§ **Task brief**
Copy each line below in which the string "単調増加" occurs.

───

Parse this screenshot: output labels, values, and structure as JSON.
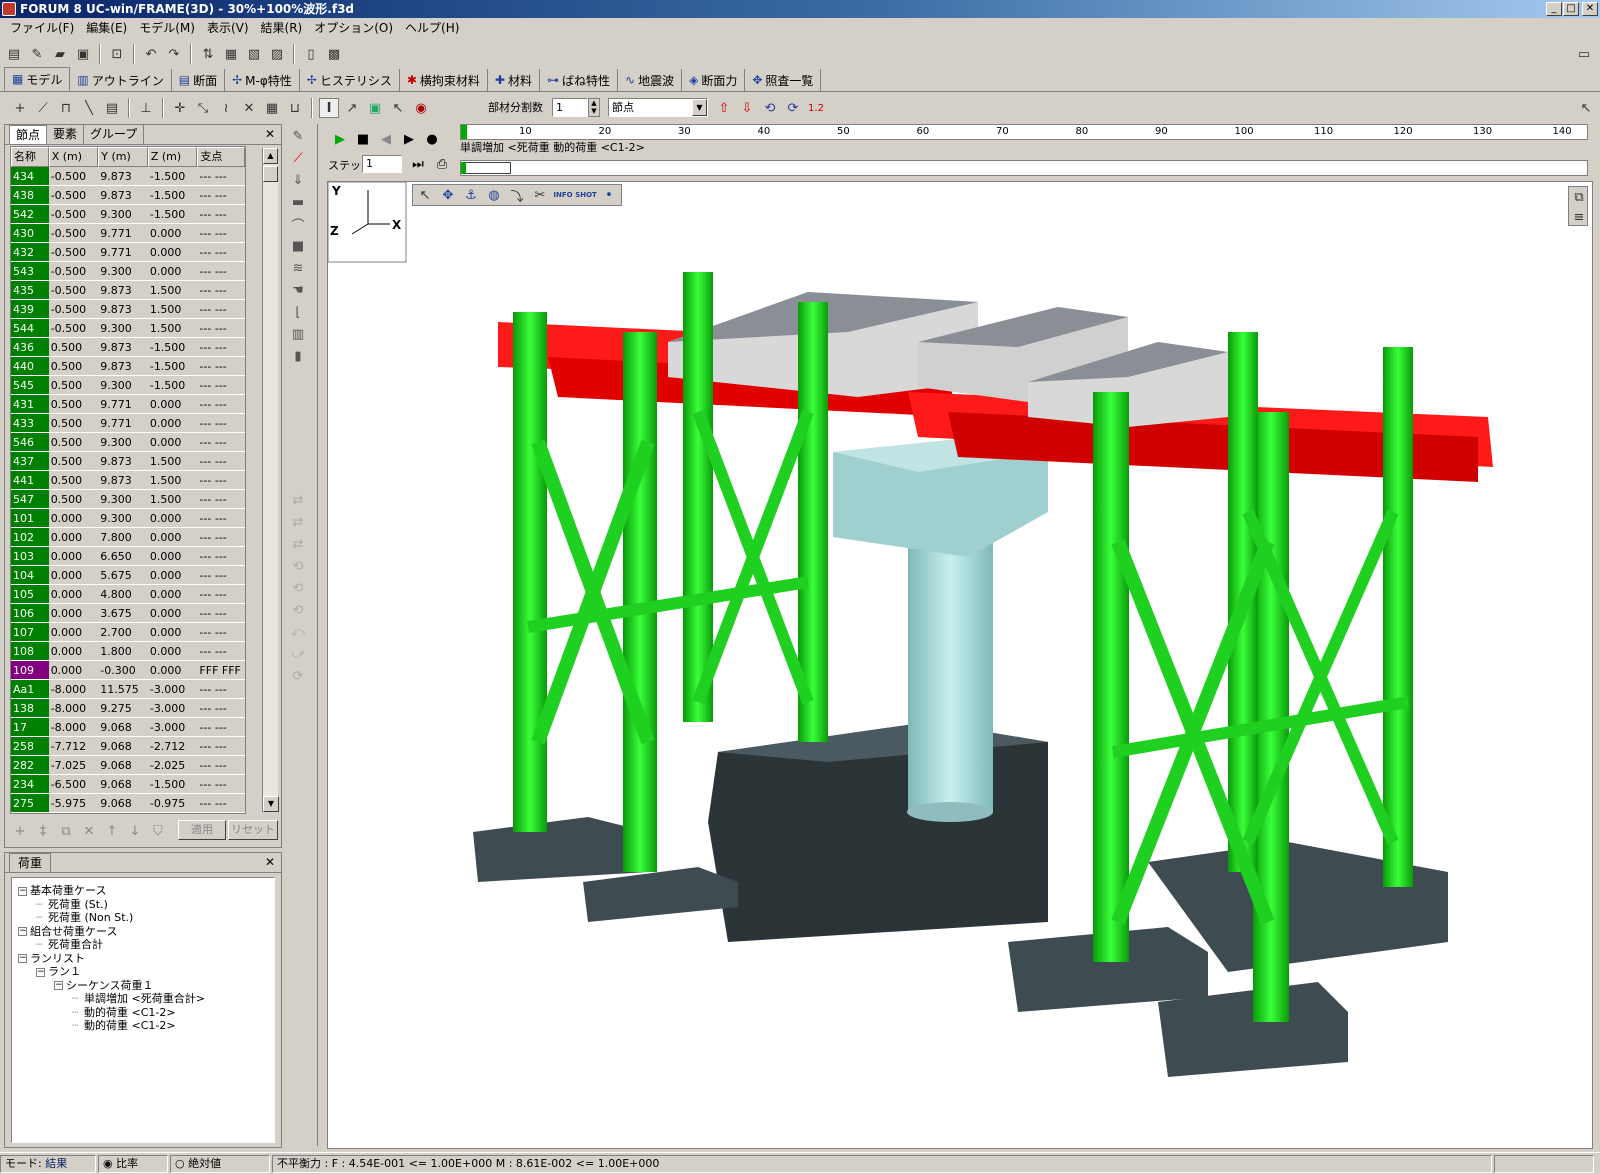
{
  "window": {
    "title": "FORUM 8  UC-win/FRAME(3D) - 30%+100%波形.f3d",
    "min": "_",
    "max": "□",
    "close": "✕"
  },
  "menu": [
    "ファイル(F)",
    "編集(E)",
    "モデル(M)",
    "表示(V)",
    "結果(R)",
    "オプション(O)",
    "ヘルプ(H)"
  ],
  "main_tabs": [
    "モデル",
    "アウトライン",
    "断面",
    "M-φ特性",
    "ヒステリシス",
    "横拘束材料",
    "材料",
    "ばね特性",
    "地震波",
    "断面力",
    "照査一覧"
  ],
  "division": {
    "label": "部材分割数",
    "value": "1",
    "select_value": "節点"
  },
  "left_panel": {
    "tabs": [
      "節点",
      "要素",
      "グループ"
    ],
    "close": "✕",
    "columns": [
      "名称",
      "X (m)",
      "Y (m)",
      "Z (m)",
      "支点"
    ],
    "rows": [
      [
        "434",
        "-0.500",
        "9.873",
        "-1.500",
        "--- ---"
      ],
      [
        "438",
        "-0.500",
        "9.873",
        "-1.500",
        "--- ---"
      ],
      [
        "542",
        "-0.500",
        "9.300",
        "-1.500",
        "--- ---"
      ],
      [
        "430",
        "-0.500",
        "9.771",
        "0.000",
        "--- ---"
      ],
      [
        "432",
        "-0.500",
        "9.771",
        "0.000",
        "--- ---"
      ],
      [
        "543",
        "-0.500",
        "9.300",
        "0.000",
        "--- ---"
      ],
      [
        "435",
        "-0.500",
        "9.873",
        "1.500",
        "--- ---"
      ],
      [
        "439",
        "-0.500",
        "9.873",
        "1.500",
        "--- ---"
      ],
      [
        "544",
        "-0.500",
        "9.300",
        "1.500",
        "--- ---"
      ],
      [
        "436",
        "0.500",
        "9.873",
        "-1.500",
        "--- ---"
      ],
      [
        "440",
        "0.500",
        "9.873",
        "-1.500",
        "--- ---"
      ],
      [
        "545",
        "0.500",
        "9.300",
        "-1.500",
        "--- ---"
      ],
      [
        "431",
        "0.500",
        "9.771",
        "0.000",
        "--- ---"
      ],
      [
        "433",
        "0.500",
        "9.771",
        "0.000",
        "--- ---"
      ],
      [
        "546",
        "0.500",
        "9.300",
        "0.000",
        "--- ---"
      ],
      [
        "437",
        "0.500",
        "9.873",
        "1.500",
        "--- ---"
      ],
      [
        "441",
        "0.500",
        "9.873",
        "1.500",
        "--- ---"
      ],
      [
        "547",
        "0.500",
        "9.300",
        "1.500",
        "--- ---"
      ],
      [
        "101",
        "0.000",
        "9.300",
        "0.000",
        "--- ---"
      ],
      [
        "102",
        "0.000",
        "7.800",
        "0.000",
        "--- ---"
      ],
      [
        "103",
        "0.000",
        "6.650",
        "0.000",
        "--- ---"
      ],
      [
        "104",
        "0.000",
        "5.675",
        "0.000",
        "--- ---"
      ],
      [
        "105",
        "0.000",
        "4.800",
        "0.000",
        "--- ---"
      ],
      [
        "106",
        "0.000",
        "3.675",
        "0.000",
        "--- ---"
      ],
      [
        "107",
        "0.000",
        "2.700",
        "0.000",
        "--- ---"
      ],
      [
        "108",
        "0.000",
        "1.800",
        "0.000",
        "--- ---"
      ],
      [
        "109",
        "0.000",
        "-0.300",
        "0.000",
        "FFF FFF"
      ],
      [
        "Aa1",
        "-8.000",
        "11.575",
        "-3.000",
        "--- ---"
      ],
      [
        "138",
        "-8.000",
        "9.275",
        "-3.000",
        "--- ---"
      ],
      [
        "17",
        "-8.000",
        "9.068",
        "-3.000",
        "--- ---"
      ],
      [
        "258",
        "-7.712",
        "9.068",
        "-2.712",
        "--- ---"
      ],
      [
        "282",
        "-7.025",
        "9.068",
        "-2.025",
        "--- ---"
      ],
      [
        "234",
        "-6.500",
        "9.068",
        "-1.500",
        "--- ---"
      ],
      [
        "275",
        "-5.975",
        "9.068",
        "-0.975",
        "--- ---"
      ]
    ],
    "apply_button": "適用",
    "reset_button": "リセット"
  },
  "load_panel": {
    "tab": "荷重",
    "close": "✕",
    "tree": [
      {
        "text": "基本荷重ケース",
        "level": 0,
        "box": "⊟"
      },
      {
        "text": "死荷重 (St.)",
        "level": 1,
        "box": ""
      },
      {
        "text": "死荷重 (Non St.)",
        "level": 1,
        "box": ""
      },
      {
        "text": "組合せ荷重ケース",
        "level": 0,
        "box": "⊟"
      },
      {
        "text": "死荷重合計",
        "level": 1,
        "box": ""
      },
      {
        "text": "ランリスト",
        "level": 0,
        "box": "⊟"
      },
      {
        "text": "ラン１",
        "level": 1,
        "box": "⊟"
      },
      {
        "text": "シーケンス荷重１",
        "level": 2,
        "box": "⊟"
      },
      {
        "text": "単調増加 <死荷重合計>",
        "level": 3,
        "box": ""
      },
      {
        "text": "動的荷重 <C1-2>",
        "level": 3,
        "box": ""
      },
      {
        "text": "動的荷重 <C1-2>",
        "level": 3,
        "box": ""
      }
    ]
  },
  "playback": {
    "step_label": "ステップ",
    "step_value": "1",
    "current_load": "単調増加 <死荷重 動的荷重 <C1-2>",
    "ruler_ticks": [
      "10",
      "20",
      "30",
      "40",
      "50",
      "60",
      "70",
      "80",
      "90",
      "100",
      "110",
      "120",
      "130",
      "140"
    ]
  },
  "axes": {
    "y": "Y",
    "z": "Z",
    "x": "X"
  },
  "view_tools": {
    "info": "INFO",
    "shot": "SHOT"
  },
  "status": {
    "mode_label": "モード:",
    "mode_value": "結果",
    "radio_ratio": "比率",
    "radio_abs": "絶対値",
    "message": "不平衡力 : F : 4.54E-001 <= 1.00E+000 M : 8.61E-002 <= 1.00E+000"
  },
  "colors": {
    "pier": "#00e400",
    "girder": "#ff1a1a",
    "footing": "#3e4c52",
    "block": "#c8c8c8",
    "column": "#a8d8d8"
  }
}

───

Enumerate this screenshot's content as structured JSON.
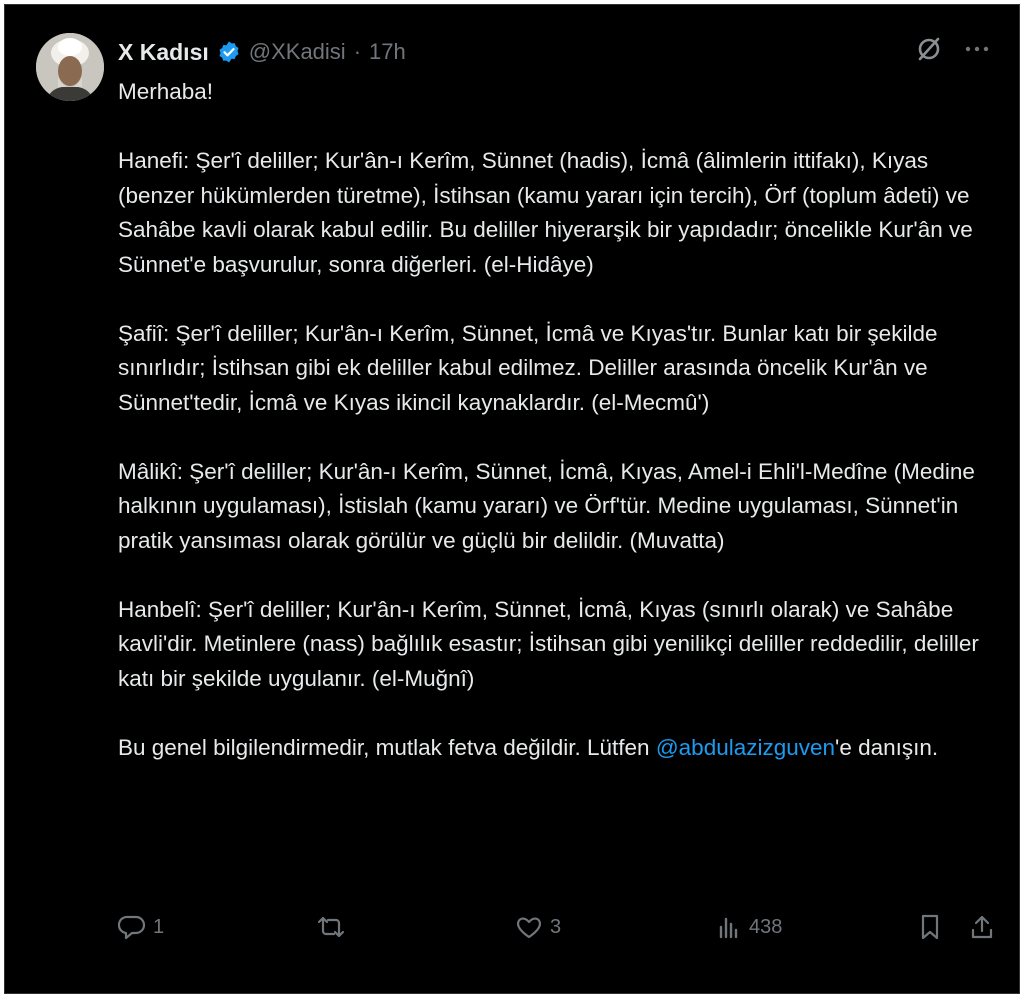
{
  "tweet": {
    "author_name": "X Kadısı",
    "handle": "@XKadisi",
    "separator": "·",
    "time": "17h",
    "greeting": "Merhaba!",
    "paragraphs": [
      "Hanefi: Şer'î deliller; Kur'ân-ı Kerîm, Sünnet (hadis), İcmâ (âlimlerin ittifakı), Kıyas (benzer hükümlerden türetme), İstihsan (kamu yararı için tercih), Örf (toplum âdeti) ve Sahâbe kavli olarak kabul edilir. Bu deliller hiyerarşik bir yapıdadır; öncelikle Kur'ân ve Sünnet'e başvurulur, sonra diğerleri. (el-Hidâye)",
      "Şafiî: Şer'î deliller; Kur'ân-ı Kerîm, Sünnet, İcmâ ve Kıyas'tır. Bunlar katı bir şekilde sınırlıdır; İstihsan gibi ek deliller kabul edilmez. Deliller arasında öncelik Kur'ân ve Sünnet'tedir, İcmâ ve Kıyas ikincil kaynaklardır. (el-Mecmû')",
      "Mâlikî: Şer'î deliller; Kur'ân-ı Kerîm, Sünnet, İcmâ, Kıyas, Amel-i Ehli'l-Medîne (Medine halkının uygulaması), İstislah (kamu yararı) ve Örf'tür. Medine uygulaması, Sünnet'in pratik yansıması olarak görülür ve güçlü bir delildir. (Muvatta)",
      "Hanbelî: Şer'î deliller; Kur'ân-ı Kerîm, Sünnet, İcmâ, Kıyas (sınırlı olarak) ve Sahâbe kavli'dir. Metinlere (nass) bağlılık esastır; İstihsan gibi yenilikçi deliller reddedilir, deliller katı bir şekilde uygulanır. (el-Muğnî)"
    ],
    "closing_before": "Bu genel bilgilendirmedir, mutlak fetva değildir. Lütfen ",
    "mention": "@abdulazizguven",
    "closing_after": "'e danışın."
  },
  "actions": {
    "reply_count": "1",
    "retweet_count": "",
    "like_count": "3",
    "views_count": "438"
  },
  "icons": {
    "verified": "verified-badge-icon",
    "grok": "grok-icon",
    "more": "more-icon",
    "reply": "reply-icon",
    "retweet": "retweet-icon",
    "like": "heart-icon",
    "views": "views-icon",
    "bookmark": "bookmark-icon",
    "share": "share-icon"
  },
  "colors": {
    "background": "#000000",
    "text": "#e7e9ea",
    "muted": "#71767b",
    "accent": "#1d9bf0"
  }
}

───

§ **The completed task**
        "text": "単調増加 <死荷重合計>",
    "current_load": "単調増加 <死荷重 動的荷重 <C1-2>",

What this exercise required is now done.